Dot: We're sort of in that transition from translating buzz into real fans.
Have you found that transition quite hard?
Hannah: I have. You spend quite a lot of time in the studio as a songwriter and that's almost like a completely different job, to then singing and conveying an emotion to lots of different people. It's a difficult change.
Dan: It definitely seems faster for people outside of the band, looking in. People don't see what's happened prior .
Han: I don't think that we are 'an overnight success'. It just doesn't feel that tangible or real yet.
You've had mostly positive press. Have anyone ever said you are rubbish?
Hannah: There was this one review in particular that was just scathing!
Dot: Yes, but when that happened, I just said to the other two that it was a sign that we were getting somewhere. As soon as you've had some buzz from a couple of releases, then it means that you're in a position where people want to try and put you down.
Dan: I'd rather split opinion that just have people saying 'yeah, that's alright'.
Hannah: Funnily enough, I just thought that I was going to be the most sensitive about it, but I was actually OK. Someone said something about my voice and Dan seemed more upset than me, but not everyone is going to like it.
You've mentioned how you arrived at your sound quite organically, so do you guys get frustrated by comparisons to The xx?
Hannah: We don't really get frustrated by it, because we love The xx and I think we're in a kind of post-xx era where a lot of people are quite influenced by that atmospheric pop vibe.

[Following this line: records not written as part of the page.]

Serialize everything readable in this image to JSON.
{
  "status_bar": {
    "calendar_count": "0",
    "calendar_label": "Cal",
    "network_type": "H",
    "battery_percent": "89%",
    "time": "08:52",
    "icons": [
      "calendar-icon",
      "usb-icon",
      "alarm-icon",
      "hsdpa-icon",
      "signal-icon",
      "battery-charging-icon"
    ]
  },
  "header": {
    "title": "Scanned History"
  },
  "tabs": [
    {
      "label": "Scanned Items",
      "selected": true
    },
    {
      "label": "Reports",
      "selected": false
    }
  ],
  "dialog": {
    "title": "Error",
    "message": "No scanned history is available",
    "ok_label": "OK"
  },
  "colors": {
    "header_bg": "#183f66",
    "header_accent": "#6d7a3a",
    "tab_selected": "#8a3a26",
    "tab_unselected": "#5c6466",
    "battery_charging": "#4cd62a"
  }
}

I do think that our album will show a very different to us- it's more classical, with a Jeff Buckley pop song kind of vibe.
Dot: The xx thing obviously comes up all the time, but we're all really massive fans of them and love that they asked us to play at Night + Day.
Han: I think it's probably that we're influenced by people that maybe they are influenced by too, like Burial, Massive Attack and Portishead. People don't realise the extent of Burial's influence on so many bands.
Dot: When we started experimenting with electronic sounds, Hannah said to me that it sounded a bit like Burial and I'd never listened to them at the time. It's very strange that you can be influenced by something without hearing it because I was listened to a lot of James Blake and he's been hugely influenced by Burial. It does filter through.
Dan: Yes, but I think our album will show a completely different side to us - it features a lot more influence from classic bands like Fleetwood Mac.
Who would you say are the strongest collective influences?
Dot: Fleetwood Mac.
Dan: Radiohead as well, plus The National.
Hannah: And some film score composers, but we do have quite different tastes.
How's the album come along and what can fans expect from it?
Dan: The album is done. We've just finished sequencing it, we just have to do a bit more mixing. I'm really proud of it and hopefully people will love it. It's hard when you're so close to the music and you've been obsessing over this record for a year and a half.
Dot: It really shows all collective sides of what we like and what we can do.
Wasting My Young Years is out now. London Grammar have a number of festival dates booked before they head out on UK headline tour in October. Dates are below.
Tues 15th - Norwich, Open
Weds 16th - Brighton, The Haunt
Fri 18th - London, Brixton Electric
Sat 19th - Oxford Gathering
Sun 20th - Bristol, The Fleece
Tues 22nd - Nottingham, Rescue Rooms
Weds 23rd - Birmingham, The Academy 3
Thurs 24th - Leeds, The Cockpit
Sat 26th - Manchester, Soundcontrol
Sun 27th - Glasgow, Broadcast
Mon 28th - Newcastle, The Cluny
For more information visit Gigwise gig tickets.
Issue Four of the Gigwise Print magazine is on pre-order now! Order here.
More about: London Grammar